Academic journal article
By Fisher, James
The Mississippi Quarterly , Vol. 49, No. 1
Who, if I were to cry out, would hear me among the angelic orders?(1)
--Rainer Maria Rilke
Still obscured by glistening exhaltations, the angels of fructification had now begun to meet the tumescent phallus of the sun. Vastly the wheels of the earth sang Allelulia! And the seven foaming oceans bellowed Oh!(2)
For centuries, angels have been symbols of spiritual significance. Residing in a realm somewhere between the deity and his creations, they watch over humanity as unspeakably beautiful harbingers of hope and of death. Such rich and profoundly unsettling icons are central to Tennessee Williams's poem "The Angels of Fructification," in which his angels provide a vision of homosexual eroticism comparatively rare in his dramas. Williams was the theatre's angel of sexuality--the dramatist most responsible for forcefully introducing sexual issues, both gay and straight, to the American stage. The fruit of his labor is particularly evident in the subsequent generations of playwrights who present gay characters and situations with increasing frankness, depth, and lyricism. Such works bloom most particularly after the 1960s, and most richly in Tony Kushner's epic Angels in America, which has been described by critics as one of the most important American plays of the past fifty years.(3)
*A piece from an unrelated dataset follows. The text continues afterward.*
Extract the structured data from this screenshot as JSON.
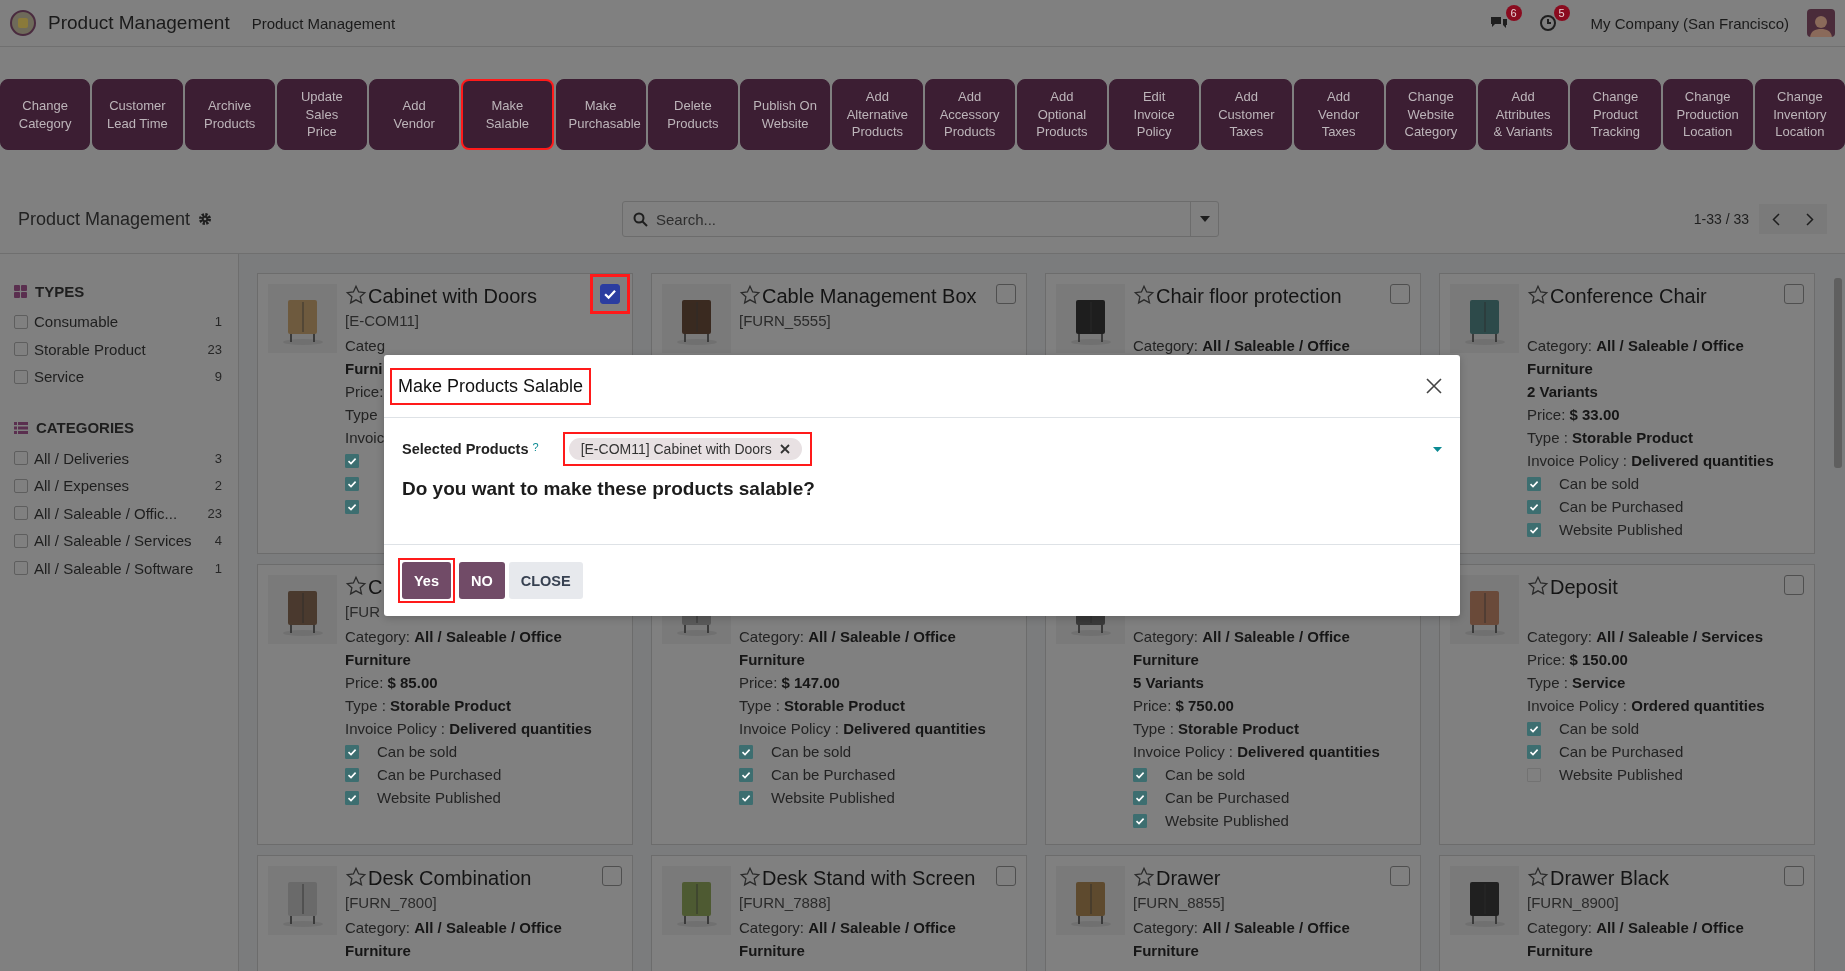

There are significant parallels to be found in Kushner's two Angels in America plays, Millennium Approaches and Perestroika, and the dramas of Williams. Both playwrights feature classically inspired epic passions; both depict dark and poetic images of the wondrous and horrifying aspects of existence; both create a kind of stage language that is at once naturalistic and lyrical; both ponder the distance between illusion and reality; both explore the nature of spirituality from a grounding in modern thought; and both deal centrally and compassionately with complex issues of sexuality from a gay sensibility. Although Alfred Kazin has written of homosexuality that "`The love that dare not speak its name' (in the nineteenth century) cannot, in the twentieth, shut up,"(4) the emergence of Williams, and those dramatists like Kushner following in his footsteps, says much on a subject about which the stage has been silent for too long.
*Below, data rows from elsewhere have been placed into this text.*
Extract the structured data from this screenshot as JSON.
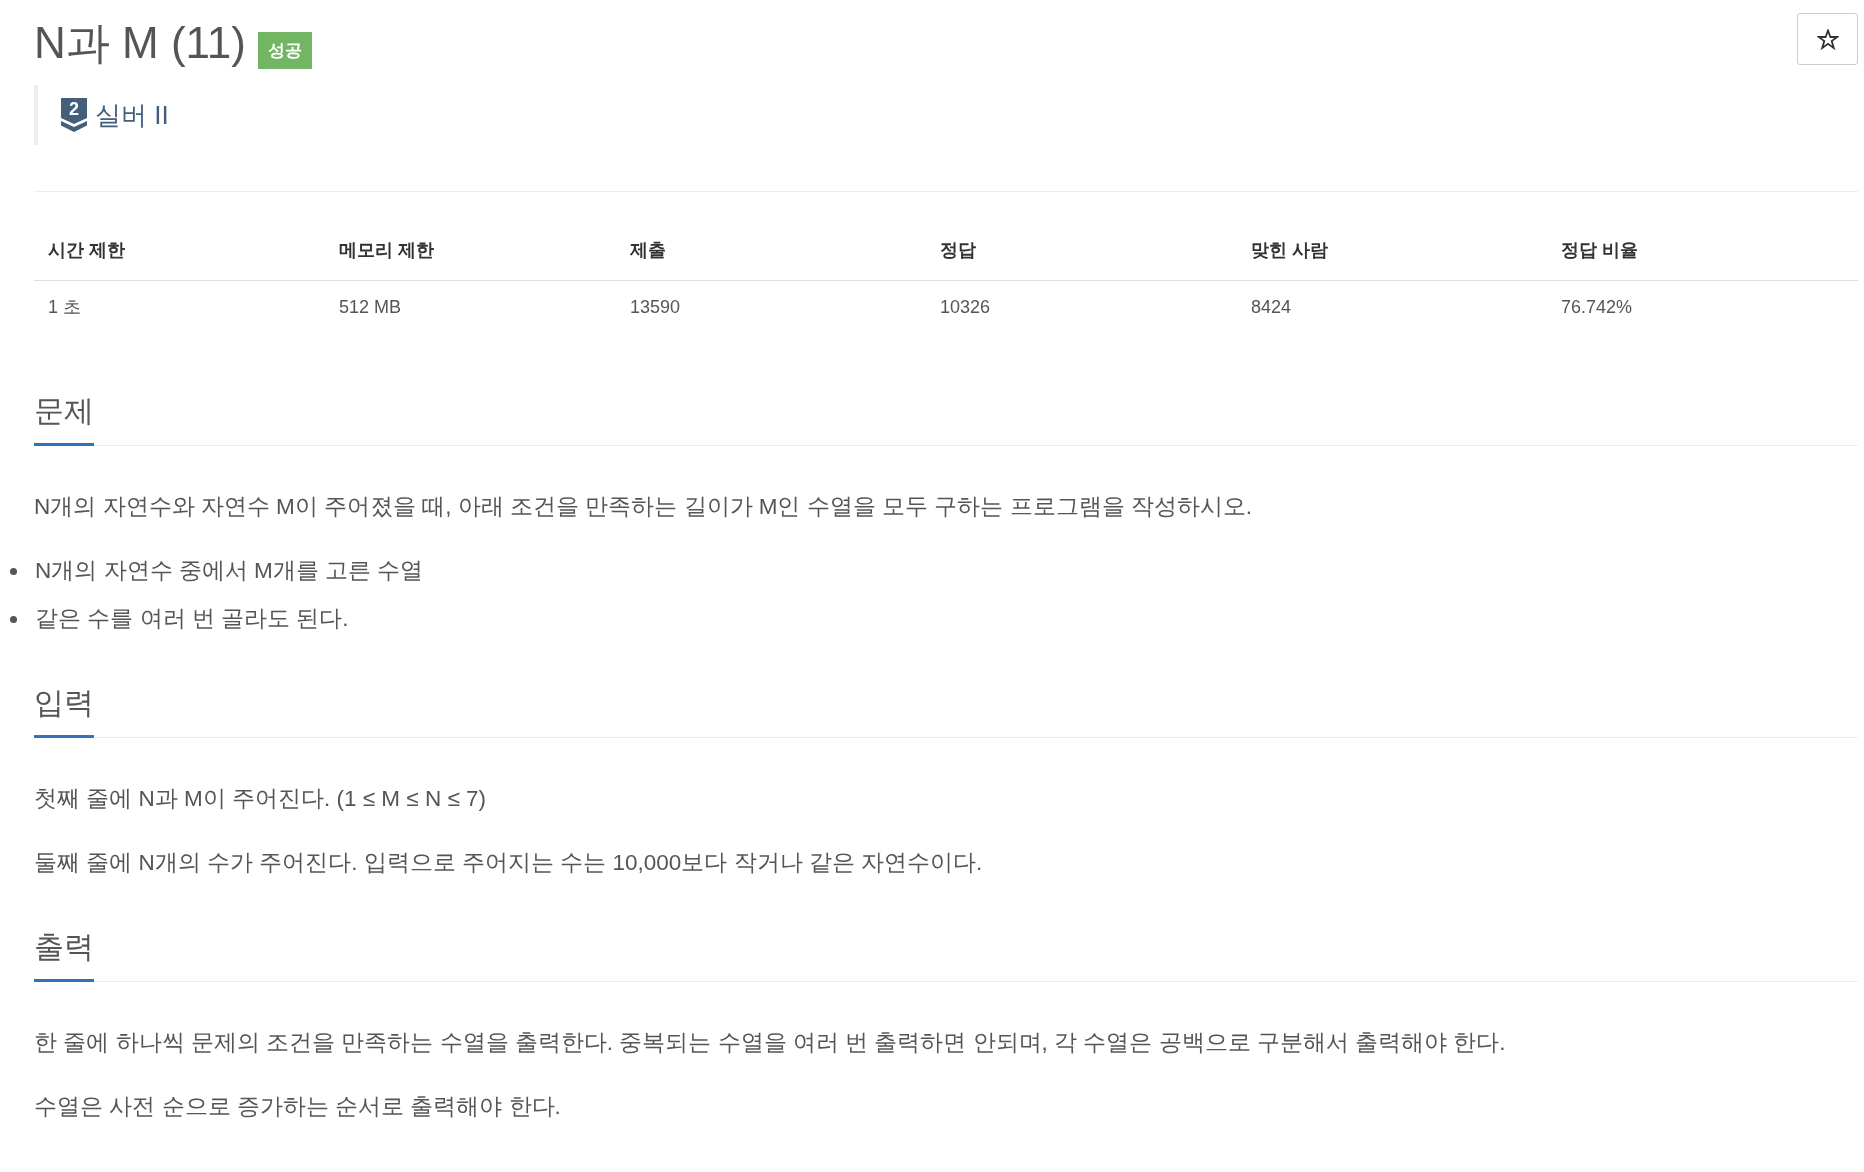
{
  "problem": {
    "title": "N과 M (11)",
    "badge": "성공",
    "tier": {
      "number": "2",
      "label": "실버 II"
    }
  },
  "info_table": {
    "columns": [
      "시간 제한",
      "메모리 제한",
      "제출",
      "정답",
      "맞힌 사람",
      "정답 비율"
    ],
    "rows": [
      [
        "1 초",
        "512 MB",
        "13590",
        "10326",
        "8424",
        "76.742%"
      ]
    ]
  },
  "sections": [
    {
      "title": "문제",
      "blocks": [
        {
          "kind": "paragraph",
          "text": "N개의 자연수와 자연수 M이 주어졌을 때, 아래 조건을 만족하는 길이가 M인 수열을 모두 구하는 프로그램을 작성하시오."
        },
        {
          "kind": "bullet",
          "text": "N개의 자연수 중에서 M개를 고른 수열"
        },
        {
          "kind": "bullet",
          "text": "같은 수를 여러 번 골라도 된다."
        }
      ]
    },
    {
      "title": "입력",
      "blocks": [
        {
          "kind": "paragraph",
          "text": "첫째 줄에 N과 M이 주어진다. (1 ≤ M ≤ N ≤ 7)"
        },
        {
          "kind": "paragraph",
          "text": "둘째 줄에 N개의 수가 주어진다. 입력으로 주어지는 수는 10,000보다 작거나 같은 자연수이다."
        }
      ]
    },
    {
      "title": "출력",
      "blocks": [
        {
          "kind": "paragraph",
          "text": "한 줄에 하나씩 문제의 조건을 만족하는 수열을 출력한다. 중복되는 수열을 여러 번 출력하면 안되며, 각 수열은 공백으로 구분해서 출력해야 한다."
        },
        {
          "kind": "paragraph",
          "text": "수열은 사전 순으로 증가하는 순서로 출력해야 한다."
        }
      ]
    }
  ]
}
In reflecting on the history of homosexuals in American theatre, Kushner believes that "there's a natural proclivity for gay people--who historically have often spent their lives hiding--to feel an affinity for the extended make-believe and donning of roles that is part of theater. It's reverberant with some of the central facts of our lives."(5) It is not surprising that, in a society in which homosexuals were firmly closeted before the 1960s, the illusions of the stage provided a safe haven. Williams could not be as open about his sexuality in his era as Kushner can be now, and thus had to work with overtly heterosexual situations and characters. Williams's creative achievements grow out of a guarded self-awareness and desire for self-preservation, as well as the constraints of the prevailing values of his day.
Donald Windham believes that Williams "loved being homosexual. I think he loved it more than he loved anybody, more than he loved anything except writing,"(6) and Edward A. Sklepowich seems to agree when he writes that "Williams treats homosexuality with a reverence that at times approaches chauvinism."(7) In fact, Williams was often ambivalent about homosexuality--either his own or anyone else's--in his writings. Although his sexuality was well known in the theatrical community, it is unclear when Williams first "came out" publicly. His 1970 appearance on David Frost's television program seems the earliest public declaration. When Frost asked him to comment on his sexuality, Williams replied, "I don't want to be involved in some sort of a scandal, but I've covered the waterfront."(8) He also told Frost that "everybody has some elements of homosexuality in him, even the most heterosexual of us" (p. …